▶ _Extracted entries_
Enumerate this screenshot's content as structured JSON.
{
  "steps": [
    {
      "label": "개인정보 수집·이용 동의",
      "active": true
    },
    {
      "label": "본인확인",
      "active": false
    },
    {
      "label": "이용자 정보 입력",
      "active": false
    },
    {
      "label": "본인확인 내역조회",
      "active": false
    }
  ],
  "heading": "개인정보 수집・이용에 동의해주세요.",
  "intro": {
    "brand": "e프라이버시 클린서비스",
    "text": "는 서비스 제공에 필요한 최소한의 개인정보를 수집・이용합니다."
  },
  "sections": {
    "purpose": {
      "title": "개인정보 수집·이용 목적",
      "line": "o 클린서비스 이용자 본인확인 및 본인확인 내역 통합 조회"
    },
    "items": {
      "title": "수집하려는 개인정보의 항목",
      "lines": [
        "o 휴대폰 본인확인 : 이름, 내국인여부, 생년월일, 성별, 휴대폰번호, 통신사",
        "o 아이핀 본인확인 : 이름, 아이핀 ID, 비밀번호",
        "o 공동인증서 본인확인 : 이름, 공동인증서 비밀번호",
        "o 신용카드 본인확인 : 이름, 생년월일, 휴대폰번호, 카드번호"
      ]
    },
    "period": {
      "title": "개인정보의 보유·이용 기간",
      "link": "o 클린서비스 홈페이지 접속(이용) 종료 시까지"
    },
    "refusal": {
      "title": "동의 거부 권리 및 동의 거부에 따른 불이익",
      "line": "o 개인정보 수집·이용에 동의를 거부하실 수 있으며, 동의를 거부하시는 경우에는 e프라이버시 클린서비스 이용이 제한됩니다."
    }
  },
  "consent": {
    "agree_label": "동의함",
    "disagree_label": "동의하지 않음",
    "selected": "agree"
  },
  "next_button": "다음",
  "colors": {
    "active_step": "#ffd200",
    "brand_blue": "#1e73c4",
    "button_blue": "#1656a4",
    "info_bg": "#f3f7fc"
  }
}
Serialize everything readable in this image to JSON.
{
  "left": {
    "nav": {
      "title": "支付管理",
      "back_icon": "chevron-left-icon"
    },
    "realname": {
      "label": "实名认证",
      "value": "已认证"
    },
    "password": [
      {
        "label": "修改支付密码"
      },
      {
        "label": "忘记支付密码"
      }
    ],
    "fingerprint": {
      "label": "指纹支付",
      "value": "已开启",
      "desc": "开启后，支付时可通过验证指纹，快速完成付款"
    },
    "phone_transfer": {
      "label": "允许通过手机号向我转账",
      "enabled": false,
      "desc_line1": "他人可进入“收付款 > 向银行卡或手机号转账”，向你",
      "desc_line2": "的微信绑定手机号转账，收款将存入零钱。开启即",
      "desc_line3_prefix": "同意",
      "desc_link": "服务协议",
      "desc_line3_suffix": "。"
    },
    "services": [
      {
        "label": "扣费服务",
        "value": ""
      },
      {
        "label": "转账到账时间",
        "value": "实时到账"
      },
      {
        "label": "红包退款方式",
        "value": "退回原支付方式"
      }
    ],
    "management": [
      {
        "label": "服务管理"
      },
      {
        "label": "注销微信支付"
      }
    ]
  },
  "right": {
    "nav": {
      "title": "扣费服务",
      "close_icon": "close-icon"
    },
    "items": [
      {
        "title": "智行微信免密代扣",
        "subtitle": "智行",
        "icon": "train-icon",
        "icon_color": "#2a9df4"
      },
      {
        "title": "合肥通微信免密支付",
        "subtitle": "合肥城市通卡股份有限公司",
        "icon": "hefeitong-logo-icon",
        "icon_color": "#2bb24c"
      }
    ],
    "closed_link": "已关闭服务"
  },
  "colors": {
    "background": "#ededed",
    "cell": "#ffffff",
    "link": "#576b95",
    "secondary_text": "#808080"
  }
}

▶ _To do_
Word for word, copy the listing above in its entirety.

▶ _Response_
Enumerate this screenshot's content as structured JSON.
{
  "steps": [
    {
      "label": "개인정보 수집·이용 동의",
      "active": true
    },
    {
      "label": "본인확인",
      "active": false
    },
    {
      "label": "이용자 정보 입력",
      "active": false
    },
    {
      "label": "본인확인 내역조회",
      "active": false
    }
  ],
  "heading": "개인정보 수집・이용에 동의해주세요.",
  "intro": {
    "brand": "e프라이버시 클린서비스",
    "text": "는 서비스 제공에 필요한 최소한의 개인정보를 수집・이용합니다."
  },
  "sections": {
    "purpose": {
      "title": "개인정보 수집·이용 목적",
      "line": "o 클린서비스 이용자 본인확인 및 본인확인 내역 통합 조회"
    },
    "items": {
      "title": "수집하려는 개인정보의 항목",
      "lines": [
        "o 휴대폰 본인확인 : 이름, 내국인여부, 생년월일, 성별, 휴대폰번호, 통신사",
        "o 아이핀 본인확인 : 이름, 아이핀 ID, 비밀번호",
        "o 공동인증서 본인확인 : 이름, 공동인증서 비밀번호",
        "o 신용카드 본인확인 : 이름, 생년월일, 휴대폰번호, 카드번호"
      ]
    },
    "period": {
      "title": "개인정보의 보유·이용 기간",
      "link": "o 클린서비스 홈페이지 접속(이용) 종료 시까지"
    },
    "refusal": {
      "title": "동의 거부 권리 및 동의 거부에 따른 불이익",
      "line": "o 개인정보 수집·이용에 동의를 거부하실 수 있으며, 동의를 거부하시는 경우에는 e프라이버시 클린서비스 이용이 제한됩니다."
    }
  },
  "consent": {
    "agree_label": "동의함",
    "disagree_label": "동의하지 않음",
    "selected": "agree"
  },
  "next_button": "다음",
  "colors": {
    "active_step": "#ffd200",
    "brand_blue": "#1e73c4",
    "button_blue": "#1656a4",
    "info_bg": "#f3f7fc"
  }
}
Serialize everything readable in this image to JSON.
{
  "left": {
    "nav": {
      "title": "支付管理",
      "back_icon": "chevron-left-icon"
    },
    "realname": {
      "label": "实名认证",
      "value": "已认证"
    },
    "password": [
      {
        "label": "修改支付密码"
      },
      {
        "label": "忘记支付密码"
      }
    ],
    "fingerprint": {
      "label": "指纹支付",
      "value": "已开启",
      "desc": "开启后，支付时可通过验证指纹，快速完成付款"
    },
    "phone_transfer": {
      "label": "允许通过手机号向我转账",
      "enabled": false,
      "desc_line1": "他人可进入“收付款 > 向银行卡或手机号转账”，向你",
      "desc_line2": "的微信绑定手机号转账，收款将存入零钱。开启即",
      "desc_line3_prefix": "同意",
      "desc_link": "服务协议",
      "desc_line3_suffix": "。"
    },
    "services": [
      {
        "label": "扣费服务",
        "value": ""
      },
      {
        "label": "转账到账时间",
        "value": "实时到账"
      },
      {
        "label": "红包退款方式",
        "value": "退回原支付方式"
      }
    ],
    "management": [
      {
        "label": "服务管理"
      },
      {
        "label": "注销微信支付"
      }
    ]
  },
  "right": {
    "nav": {
      "title": "扣费服务",
      "close_icon": "close-icon"
    },
    "items": [
      {
        "title": "智行微信免密代扣",
        "subtitle": "智行",
        "icon": "train-icon",
        "icon_color": "#2a9df4"
      },
      {
        "title": "合肥通微信免密支付",
        "subtitle": "合肥城市通卡股份有限公司",
        "icon": "hefeitong-logo-icon",
        "icon_color": "#2bb24c"
      }
    ],
    "closed_link": "已关闭服务"
  },
  "colors": {
    "background": "#ededed",
    "cell": "#ffffff",
    "link": "#576b95",
    "secondary_text": "#808080"
  }
}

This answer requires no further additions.